There are several methods that can be employed to increase radiation resistance and henceforth transmitting antenna efficiency, excluding the laying out of dozens of ground radials. One is to raise 4 ground radials into an above ground counterpoise system. Four 1/4 wave wires approximately 15 feet off the ground, can rival 120 1/4 wave radials on the ground, as far as transmitted antenna efficiency goes but not necessarily concerning absolute lowest radiation angle. Another is to lengthen the transmitting antenna. As mentioned earlier, in theory the radiation resistance measured at the end feedpoint of a 50 foot vertical section of an inverted L is around 15 0hms, a 1/4 wave linear loaded L is near 30 ohms, a 1/4 wave 36 ohms, a 3/8 wave 300 ohms and a 1/2 wave 1000 ohms, a very efficient figure indeed! Basically as you lengthen the radiating element the radiation resistance increases and it decreases as you shorten it, it also varies with the diameter of the radiator. Antenna input impedance varies according to where you feed it.
So that's it in a nutshell, the 160 meter 1/2 wave "L" overcomes all the inherent weaknesses of the average city lot backyard 1/4 wave inverted "L". Now let's discuss the benefits of using the 160 meter 1/2 wave "L" on 80 through 10 meters, as a multiband antenna. As the length of a transmitting antenna exeeds a fullwave on the operating frequency interesting things begin to happen. Gain starts to increase and the radiation moves inward towards the axis of the transmitting wire, versus the 90 degree broadside you see on a halfwave dipole. As the transmitting antenna continues to become even longer in comparison to the operating frequency, multiple lobes of radiation form on the wire in response to the numerous highest current points that exist. The following table lists by band the number of highest current points on the wire (1/2's), the increase in gain and the radiation angle with respect to the antenna wire axis, with 90 degrees being broadside to the wire and 0 degrees being off the ends.

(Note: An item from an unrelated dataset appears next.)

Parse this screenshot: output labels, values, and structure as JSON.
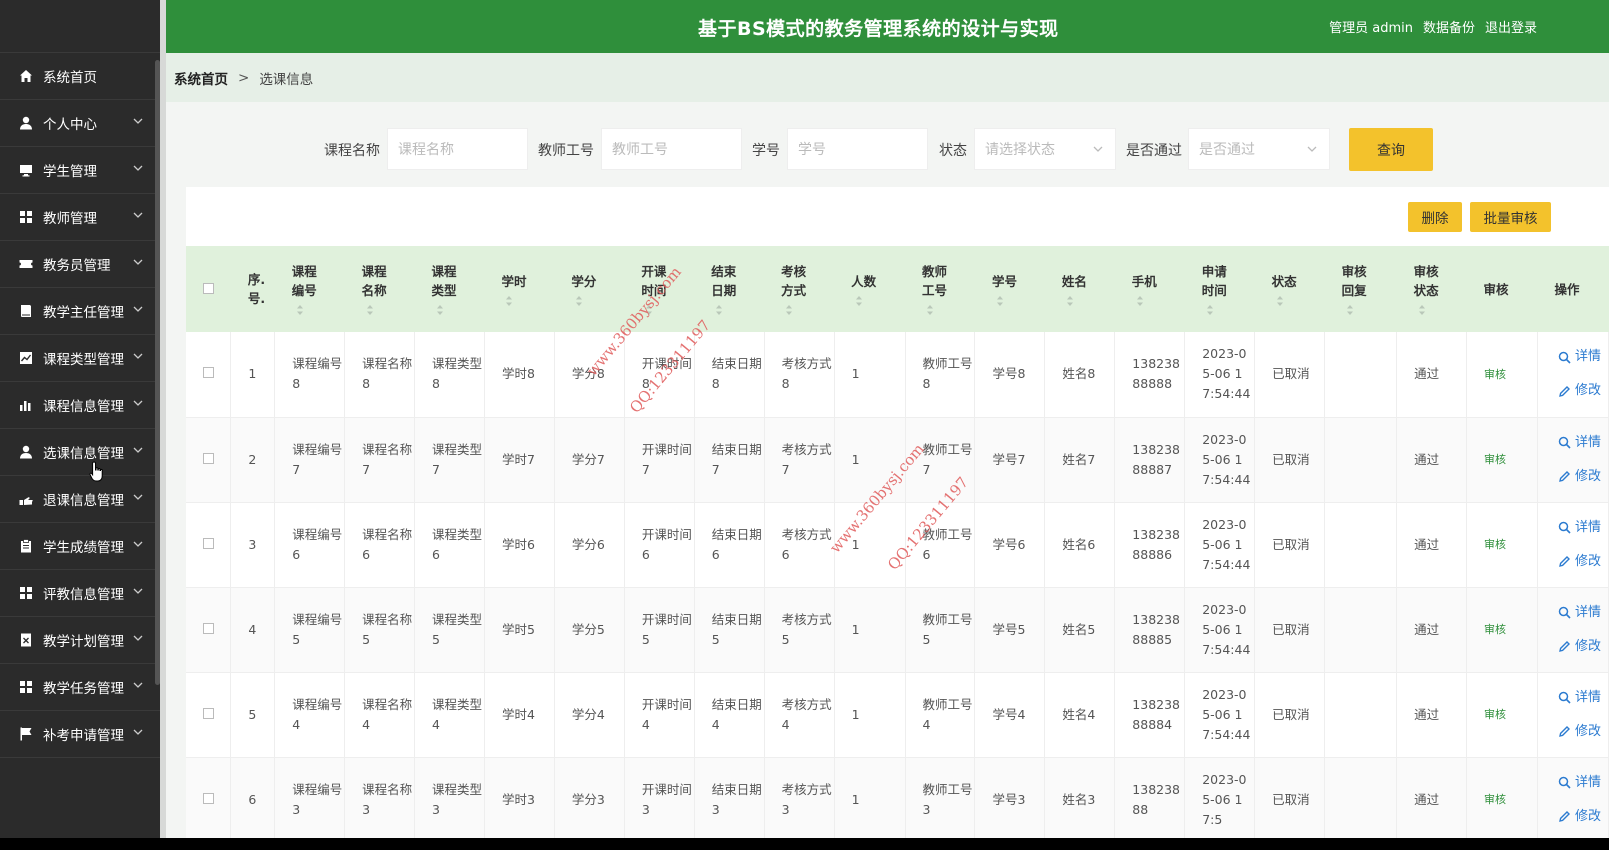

258 Feet Long Sloping at a 45 degree Angle
FREQ KC #1/2 Waves Gain(dbd) Rad. Angl
- 1845 1.01 0.0 @ 90
- 3888 2.14 0.5/1.9* 52
- 7225 3.99 1.3/3.0 & 35
- 10115 5.58 2.2 29
- 14263 7.86 3.0 24
- 18139 10.00 4.0 21
- 21338 11.83 4.8 20
- 24960 13.87 5.6 19
- 28400 15.73 6.3 18
|Search for the Album or Artist of Your Choice!|